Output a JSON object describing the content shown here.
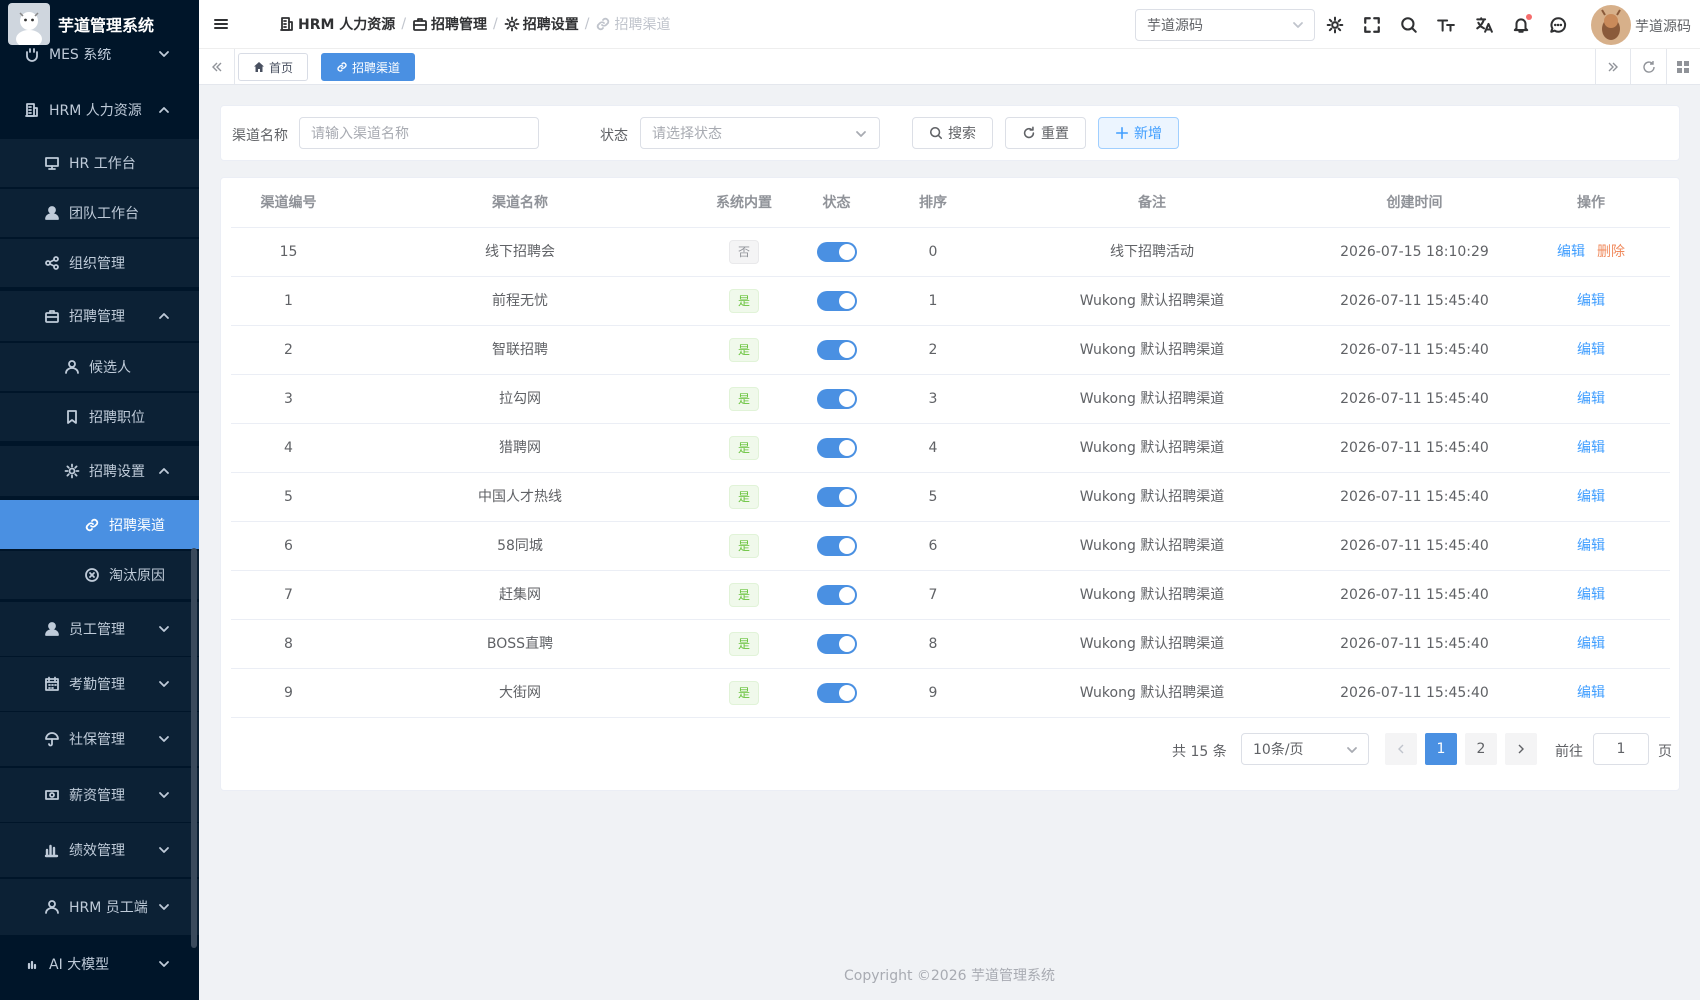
{
  "app": {
    "title": "芋道管理系统"
  },
  "sidebar": {
    "items": [
      {
        "label": "MES 系统"
      },
      {
        "label": "HRM 人力资源"
      },
      {
        "label": "HR 工作台"
      },
      {
        "label": "团队工作台"
      },
      {
        "label": "组织管理"
      },
      {
        "label": "招聘管理"
      },
      {
        "label": "候选人"
      },
      {
        "label": "招聘职位"
      },
      {
        "label": "招聘设置"
      },
      {
        "label": "招聘渠道"
      },
      {
        "label": "淘汰原因"
      },
      {
        "label": "员工管理"
      },
      {
        "label": "考勤管理"
      },
      {
        "label": "社保管理"
      },
      {
        "label": "薪资管理"
      },
      {
        "label": "绩效管理"
      },
      {
        "label": "HRM 员工端"
      },
      {
        "label": "AI 大模型"
      }
    ]
  },
  "header": {
    "breadcrumb": [
      "HRM 人力资源",
      "招聘管理",
      "招聘设置",
      "招聘渠道"
    ],
    "tenant": "芋道源码",
    "username": "芋道源码"
  },
  "tags": [
    {
      "label": "首页"
    },
    {
      "label": "招聘渠道"
    }
  ],
  "search": {
    "name_label": "渠道名称",
    "name_placeholder": "请输入渠道名称",
    "status_label": "状态",
    "status_placeholder": "请选择状态",
    "search_btn": "搜索",
    "reset_btn": "重置",
    "add_btn": "新增"
  },
  "table": {
    "columns": [
      "渠道编号",
      "渠道名称",
      "系统内置",
      "状态",
      "排序",
      "备注",
      "创建时间",
      "操作"
    ],
    "edit_label": "编辑",
    "delete_label": "删除",
    "rows": [
      {
        "id": "15",
        "name": "线下招聘会",
        "builtin": "否",
        "sort": "0",
        "remark": "线下招聘活动",
        "created": "2026-07-15 18:10:29"
      },
      {
        "id": "1",
        "name": "前程无忧",
        "builtin": "是",
        "sort": "1",
        "remark": "Wukong 默认招聘渠道",
        "created": "2026-07-11 15:45:40"
      },
      {
        "id": "2",
        "name": "智联招聘",
        "builtin": "是",
        "sort": "2",
        "remark": "Wukong 默认招聘渠道",
        "created": "2026-07-11 15:45:40"
      },
      {
        "id": "3",
        "name": "拉勾网",
        "builtin": "是",
        "sort": "3",
        "remark": "Wukong 默认招聘渠道",
        "created": "2026-07-11 15:45:40"
      },
      {
        "id": "4",
        "name": "猎聘网",
        "builtin": "是",
        "sort": "4",
        "remark": "Wukong 默认招聘渠道",
        "created": "2026-07-11 15:45:40"
      },
      {
        "id": "5",
        "name": "中国人才热线",
        "builtin": "是",
        "sort": "5",
        "remark": "Wukong 默认招聘渠道",
        "created": "2026-07-11 15:45:40"
      },
      {
        "id": "6",
        "name": "58同城",
        "builtin": "是",
        "sort": "6",
        "remark": "Wukong 默认招聘渠道",
        "created": "2026-07-11 15:45:40"
      },
      {
        "id": "7",
        "name": "赶集网",
        "builtin": "是",
        "sort": "7",
        "remark": "Wukong 默认招聘渠道",
        "created": "2026-07-11 15:45:40"
      },
      {
        "id": "8",
        "name": "BOSS直聘",
        "builtin": "是",
        "sort": "8",
        "remark": "Wukong 默认招聘渠道",
        "created": "2026-07-11 15:45:40"
      },
      {
        "id": "9",
        "name": "大街网",
        "builtin": "是",
        "sort": "9",
        "remark": "Wukong 默认招聘渠道",
        "created": "2026-07-11 15:45:40"
      }
    ]
  },
  "pagination": {
    "total": "共 15 条",
    "page_size": "10条/页",
    "pages": [
      "1",
      "2"
    ],
    "goto_label": "前往",
    "goto_value": "1",
    "page_suffix": "页"
  },
  "footer": {
    "copyright": "Copyright ©2026 芋道管理系统"
  },
  "colors": {
    "sidebar_bg": "#001529",
    "active": "#4a90e2",
    "primary": "#409eff",
    "danger": "#f08a5d"
  }
}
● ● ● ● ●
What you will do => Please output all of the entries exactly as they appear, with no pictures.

Answer for this exercise =>
Output a JSON object describing the content shown here.
{
  "app": {
    "title": "芋道管理系统"
  },
  "sidebar": {
    "items": [
      {
        "label": "MES 系统"
      },
      {
        "label": "HRM 人力资源"
      },
      {
        "label": "HR 工作台"
      },
      {
        "label": "团队工作台"
      },
      {
        "label": "组织管理"
      },
      {
        "label": "招聘管理"
      },
      {
        "label": "候选人"
      },
      {
        "label": "招聘职位"
      },
      {
        "label": "招聘设置"
      },
      {
        "label": "招聘渠道"
      },
      {
        "label": "淘汰原因"
      },
      {
        "label": "员工管理"
      },
      {
        "label": "考勤管理"
      },
      {
        "label": "社保管理"
      },
      {
        "label": "薪资管理"
      },
      {
        "label": "绩效管理"
      },
      {
        "label": "HRM 员工端"
      },
      {
        "label": "AI 大模型"
      }
    ]
  },
  "header": {
    "breadcrumb": [
      "HRM 人力资源",
      "招聘管理",
      "招聘设置",
      "招聘渠道"
    ],
    "tenant": "芋道源码",
    "username": "芋道源码"
  },
  "tags": [
    {
      "label": "首页"
    },
    {
      "label": "招聘渠道"
    }
  ],
  "search": {
    "name_label": "渠道名称",
    "name_placeholder": "请输入渠道名称",
    "status_label": "状态",
    "status_placeholder": "请选择状态",
    "search_btn": "搜索",
    "reset_btn": "重置",
    "add_btn": "新增"
  },
  "table": {
    "columns": [
      "渠道编号",
      "渠道名称",
      "系统内置",
      "状态",
      "排序",
      "备注",
      "创建时间",
      "操作"
    ],
    "edit_label": "编辑",
    "delete_label": "删除",
    "rows": [
      {
        "id": "15",
        "name": "线下招聘会",
        "builtin": "否",
        "sort": "0",
        "remark": "线下招聘活动",
        "created": "2026-07-15 18:10:29"
      },
      {
        "id": "1",
        "name": "前程无忧",
        "builtin": "是",
        "sort": "1",
        "remark": "Wukong 默认招聘渠道",
        "created": "2026-07-11 15:45:40"
      },
      {
        "id": "2",
        "name": "智联招聘",
        "builtin": "是",
        "sort": "2",
        "remark": "Wukong 默认招聘渠道",
        "created": "2026-07-11 15:45:40"
      },
      {
        "id": "3",
        "name": "拉勾网",
        "builtin": "是",
        "sort": "3",
        "remark": "Wukong 默认招聘渠道",
        "created": "2026-07-11 15:45:40"
      },
      {
        "id": "4",
        "name": "猎聘网",
        "builtin": "是",
        "sort": "4",
        "remark": "Wukong 默认招聘渠道",
        "created": "2026-07-11 15:45:40"
      },
      {
        "id": "5",
        "name": "中国人才热线",
        "builtin": "是",
        "sort": "5",
        "remark": "Wukong 默认招聘渠道",
        "created": "2026-07-11 15:45:40"
      },
      {
        "id": "6",
        "name": "58同城",
        "builtin": "是",
        "sort": "6",
        "remark": "Wukong 默认招聘渠道",
        "created": "2026-07-11 15:45:40"
      },
      {
        "id": "7",
        "name": "赶集网",
        "builtin": "是",
        "sort": "7",
        "remark": "Wukong 默认招聘渠道",
        "created": "2026-07-11 15:45:40"
      },
      {
        "id": "8",
        "name": "BOSS直聘",
        "builtin": "是",
        "sort": "8",
        "remark": "Wukong 默认招聘渠道",
        "created": "2026-07-11 15:45:40"
      },
      {
        "id": "9",
        "name": "大街网",
        "builtin": "是",
        "sort": "9",
        "remark": "Wukong 默认招聘渠道",
        "created": "2026-07-11 15:45:40"
      }
    ]
  },
  "pagination": {
    "total": "共 15 条",
    "page_size": "10条/页",
    "pages": [
      "1",
      "2"
    ],
    "goto_label": "前往",
    "goto_value": "1",
    "page_suffix": "页"
  },
  "footer": {
    "copyright": "Copyright ©2026 芋道管理系统"
  },
  "colors": {
    "sidebar_bg": "#001529",
    "active": "#4a90e2",
    "primary": "#409eff",
    "danger": "#f08a5d"
  }
}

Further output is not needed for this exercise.